**Instructions to follow**
Return the whole listing exactly as written.

**Records shown**
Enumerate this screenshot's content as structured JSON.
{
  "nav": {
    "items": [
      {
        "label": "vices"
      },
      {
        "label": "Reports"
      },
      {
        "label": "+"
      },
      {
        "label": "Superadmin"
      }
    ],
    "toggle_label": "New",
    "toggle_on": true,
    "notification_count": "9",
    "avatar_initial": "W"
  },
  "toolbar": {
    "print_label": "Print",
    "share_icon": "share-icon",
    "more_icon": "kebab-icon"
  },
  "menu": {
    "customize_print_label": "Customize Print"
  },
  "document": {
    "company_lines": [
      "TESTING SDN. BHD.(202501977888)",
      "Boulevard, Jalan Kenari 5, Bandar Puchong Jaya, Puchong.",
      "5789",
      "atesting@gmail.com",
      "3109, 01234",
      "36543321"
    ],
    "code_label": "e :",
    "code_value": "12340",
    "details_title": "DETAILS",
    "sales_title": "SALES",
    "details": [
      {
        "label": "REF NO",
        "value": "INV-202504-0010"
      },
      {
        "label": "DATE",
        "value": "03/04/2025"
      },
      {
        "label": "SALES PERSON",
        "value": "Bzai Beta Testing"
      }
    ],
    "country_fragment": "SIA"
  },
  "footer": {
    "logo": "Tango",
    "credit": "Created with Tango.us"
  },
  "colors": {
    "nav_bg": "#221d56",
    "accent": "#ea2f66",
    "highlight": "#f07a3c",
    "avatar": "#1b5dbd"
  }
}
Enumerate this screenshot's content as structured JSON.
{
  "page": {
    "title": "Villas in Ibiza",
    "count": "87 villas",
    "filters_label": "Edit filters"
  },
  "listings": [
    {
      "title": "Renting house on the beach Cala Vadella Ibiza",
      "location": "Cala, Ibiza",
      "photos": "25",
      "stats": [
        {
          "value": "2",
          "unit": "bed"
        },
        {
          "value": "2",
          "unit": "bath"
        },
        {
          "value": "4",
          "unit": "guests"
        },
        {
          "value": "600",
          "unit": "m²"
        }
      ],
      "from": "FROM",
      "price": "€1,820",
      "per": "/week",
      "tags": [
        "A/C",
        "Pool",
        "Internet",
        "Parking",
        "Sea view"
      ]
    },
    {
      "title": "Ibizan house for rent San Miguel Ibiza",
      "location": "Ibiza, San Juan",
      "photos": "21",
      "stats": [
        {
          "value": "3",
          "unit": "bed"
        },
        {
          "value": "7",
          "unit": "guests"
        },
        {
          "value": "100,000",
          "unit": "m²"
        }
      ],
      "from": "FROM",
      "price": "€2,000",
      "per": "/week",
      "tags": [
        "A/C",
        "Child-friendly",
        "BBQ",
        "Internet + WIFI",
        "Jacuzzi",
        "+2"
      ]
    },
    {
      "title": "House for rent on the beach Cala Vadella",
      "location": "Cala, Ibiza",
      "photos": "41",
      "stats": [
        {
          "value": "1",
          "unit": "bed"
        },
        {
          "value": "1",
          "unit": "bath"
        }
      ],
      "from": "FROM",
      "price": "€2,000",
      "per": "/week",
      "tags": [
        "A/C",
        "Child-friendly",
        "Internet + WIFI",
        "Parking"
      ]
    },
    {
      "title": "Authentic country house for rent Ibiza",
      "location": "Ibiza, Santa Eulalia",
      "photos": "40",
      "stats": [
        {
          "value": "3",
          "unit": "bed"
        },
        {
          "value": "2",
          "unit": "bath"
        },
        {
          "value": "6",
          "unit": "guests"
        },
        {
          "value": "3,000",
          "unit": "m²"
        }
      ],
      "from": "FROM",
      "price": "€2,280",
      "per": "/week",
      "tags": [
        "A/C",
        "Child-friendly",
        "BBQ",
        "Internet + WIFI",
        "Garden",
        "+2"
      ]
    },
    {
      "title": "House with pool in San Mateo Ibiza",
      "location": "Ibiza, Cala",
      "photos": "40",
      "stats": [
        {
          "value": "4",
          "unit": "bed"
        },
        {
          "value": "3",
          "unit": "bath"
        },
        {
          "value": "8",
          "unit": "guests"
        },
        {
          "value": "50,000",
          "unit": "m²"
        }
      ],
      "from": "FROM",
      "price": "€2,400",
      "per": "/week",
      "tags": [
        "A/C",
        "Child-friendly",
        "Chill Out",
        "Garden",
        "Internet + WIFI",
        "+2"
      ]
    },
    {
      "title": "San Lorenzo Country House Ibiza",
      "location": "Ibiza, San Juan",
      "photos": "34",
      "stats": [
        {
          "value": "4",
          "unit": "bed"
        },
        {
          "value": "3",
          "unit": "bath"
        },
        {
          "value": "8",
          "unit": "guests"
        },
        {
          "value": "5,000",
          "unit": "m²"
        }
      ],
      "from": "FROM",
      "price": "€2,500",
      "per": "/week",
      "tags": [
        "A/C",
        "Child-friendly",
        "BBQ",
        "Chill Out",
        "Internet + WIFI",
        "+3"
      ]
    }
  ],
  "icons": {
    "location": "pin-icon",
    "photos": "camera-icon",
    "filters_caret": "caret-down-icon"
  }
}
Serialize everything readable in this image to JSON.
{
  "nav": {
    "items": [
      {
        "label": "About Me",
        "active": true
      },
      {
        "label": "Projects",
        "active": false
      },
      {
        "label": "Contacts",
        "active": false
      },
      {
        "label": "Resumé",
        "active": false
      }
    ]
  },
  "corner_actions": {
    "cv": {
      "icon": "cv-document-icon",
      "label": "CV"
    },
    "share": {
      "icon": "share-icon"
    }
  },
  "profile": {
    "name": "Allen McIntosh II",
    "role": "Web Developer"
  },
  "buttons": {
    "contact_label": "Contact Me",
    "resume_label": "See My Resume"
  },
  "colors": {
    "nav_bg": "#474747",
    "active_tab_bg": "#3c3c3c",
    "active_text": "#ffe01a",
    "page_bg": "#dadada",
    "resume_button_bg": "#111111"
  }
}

**Answer area**
Enumerate this screenshot's content as structured JSON.
{
  "nav": {
    "items": [
      {
        "label": "vices"
      },
      {
        "label": "Reports"
      },
      {
        "label": "+"
      },
      {
        "label": "Superadmin"
      }
    ],
    "toggle_label": "New",
    "toggle_on": true,
    "notification_count": "9",
    "avatar_initial": "W"
  },
  "toolbar": {
    "print_label": "Print",
    "share_icon": "share-icon",
    "more_icon": "kebab-icon"
  },
  "menu": {
    "customize_print_label": "Customize Print"
  },
  "document": {
    "company_lines": [
      "TESTING SDN. BHD.(202501977888)",
      "Boulevard, Jalan Kenari 5, Bandar Puchong Jaya, Puchong.",
      "5789",
      "atesting@gmail.com",
      "3109, 01234",
      "36543321"
    ],
    "code_label": "e :",
    "code_value": "12340",
    "details_title": "DETAILS",
    "sales_title": "SALES",
    "details": [
      {
        "label": "REF NO",
        "value": "INV-202504-0010"
      },
      {
        "label": "DATE",
        "value": "03/04/2025"
      },
      {
        "label": "SALES PERSON",
        "value": "Bzai Beta Testing"
      }
    ],
    "country_fragment": "SIA"
  },
  "footer": {
    "logo": "Tango",
    "credit": "Created with Tango.us"
  },
  "colors": {
    "nav_bg": "#221d56",
    "accent": "#ea2f66",
    "highlight": "#f07a3c",
    "avatar": "#1b5dbd"
  }
}
Enumerate this screenshot's content as structured JSON.
{
  "page": {
    "title": "Villas in Ibiza",
    "count": "87 villas",
    "filters_label": "Edit filters"
  },
  "listings": [
    {
      "title": "Renting house on the beach Cala Vadella Ibiza",
      "location": "Cala, Ibiza",
      "photos": "25",
      "stats": [
        {
          "value": "2",
          "unit": "bed"
        },
        {
          "value": "2",
          "unit": "bath"
        },
        {
          "value": "4",
          "unit": "guests"
        },
        {
          "value": "600",
          "unit": "m²"
        }
      ],
      "from": "FROM",
      "price": "€1,820",
      "per": "/week",
      "tags": [
        "A/C",
        "Pool",
        "Internet",
        "Parking",
        "Sea view"
      ]
    },
    {
      "title": "Ibizan house for rent San Miguel Ibiza",
      "location": "Ibiza, San Juan",
      "photos": "21",
      "stats": [
        {
          "value": "3",
          "unit": "bed"
        },
        {
          "value": "7",
          "unit": "guests"
        },
        {
          "value": "100,000",
          "unit": "m²"
        }
      ],
      "from": "FROM",
      "price": "€2,000",
      "per": "/week",
      "tags": [
        "A/C",
        "Child-friendly",
        "BBQ",
        "Internet + WIFI",
        "Jacuzzi",
        "+2"
      ]
    },
    {
      "title": "House for rent on the beach Cala Vadella",
      "location": "Cala, Ibiza",
      "photos": "41",
      "stats": [
        {
          "value": "1",
          "unit": "bed"
        },
        {
          "value": "1",
          "unit": "bath"
        }
      ],
      "from": "FROM",
      "price": "€2,000",
      "per": "/week",
      "tags": [
        "A/C",
        "Child-friendly",
        "Internet + WIFI",
        "Parking"
      ]
    },
    {
      "title": "Authentic country house for rent Ibiza",
      "location": "Ibiza, Santa Eulalia",
      "photos": "40",
      "stats": [
        {
          "value": "3",
          "unit": "bed"
        },
        {
          "value": "2",
          "unit": "bath"
        },
        {
          "value": "6",
          "unit": "guests"
        },
        {
          "value": "3,000",
          "unit": "m²"
        }
      ],
      "from": "FROM",
      "price": "€2,280",
      "per": "/week",
      "tags": [
        "A/C",
        "Child-friendly",
        "BBQ",
        "Internet + WIFI",
        "Garden",
        "+2"
      ]
    },
    {
      "title": "House with pool in San Mateo Ibiza",
      "location": "Ibiza, Cala",
      "photos": "40",
      "stats": [
        {
          "value": "4",
          "unit": "bed"
        },
        {
          "value": "3",
          "unit": "bath"
        },
        {
          "value": "8",
          "unit": "guests"
        },
        {
          "value": "50,000",
          "unit": "m²"
        }
      ],
      "from": "FROM",
      "price": "€2,400",
      "per": "/week",
      "tags": [
        "A/C",
        "Child-friendly",
        "Chill Out",
        "Garden",
        "Internet + WIFI",
        "+2"
      ]
    },
    {
      "title": "San Lorenzo Country House Ibiza",
      "location": "Ibiza, San Juan",
      "photos": "34",
      "stats": [
        {
          "value": "4",
          "unit": "bed"
        },
        {
          "value": "3",
          "unit": "bath"
        },
        {
          "value": "8",
          "unit": "guests"
        },
        {
          "value": "5,000",
          "unit": "m²"
        }
      ],
      "from": "FROM",
      "price": "€2,500",
      "per": "/week",
      "tags": [
        "A/C",
        "Child-friendly",
        "BBQ",
        "Chill Out",
        "Internet + WIFI",
        "+3"
      ]
    }
  ],
  "icons": {
    "location": "pin-icon",
    "photos": "camera-icon",
    "filters_caret": "caret-down-icon"
  }
}
Serialize everything readable in this image to JSON.
{
  "nav": {
    "items": [
      {
        "label": "About Me",
        "active": true
      },
      {
        "label": "Projects",
        "active": false
      },
      {
        "label": "Contacts",
        "active": false
      },
      {
        "label": "Resumé",
        "active": false
      }
    ]
  },
  "corner_actions": {
    "cv": {
      "icon": "cv-document-icon",
      "label": "CV"
    },
    "share": {
      "icon": "share-icon"
    }
  },
  "profile": {
    "name": "Allen McIntosh II",
    "role": "Web Developer"
  },
  "buttons": {
    "contact_label": "Contact Me",
    "resume_label": "See My Resume"
  },
  "colors": {
    "nav_bg": "#474747",
    "active_tab_bg": "#3c3c3c",
    "active_text": "#ffe01a",
    "page_bg": "#dadada",
    "resume_button_bg": "#111111"
  }
}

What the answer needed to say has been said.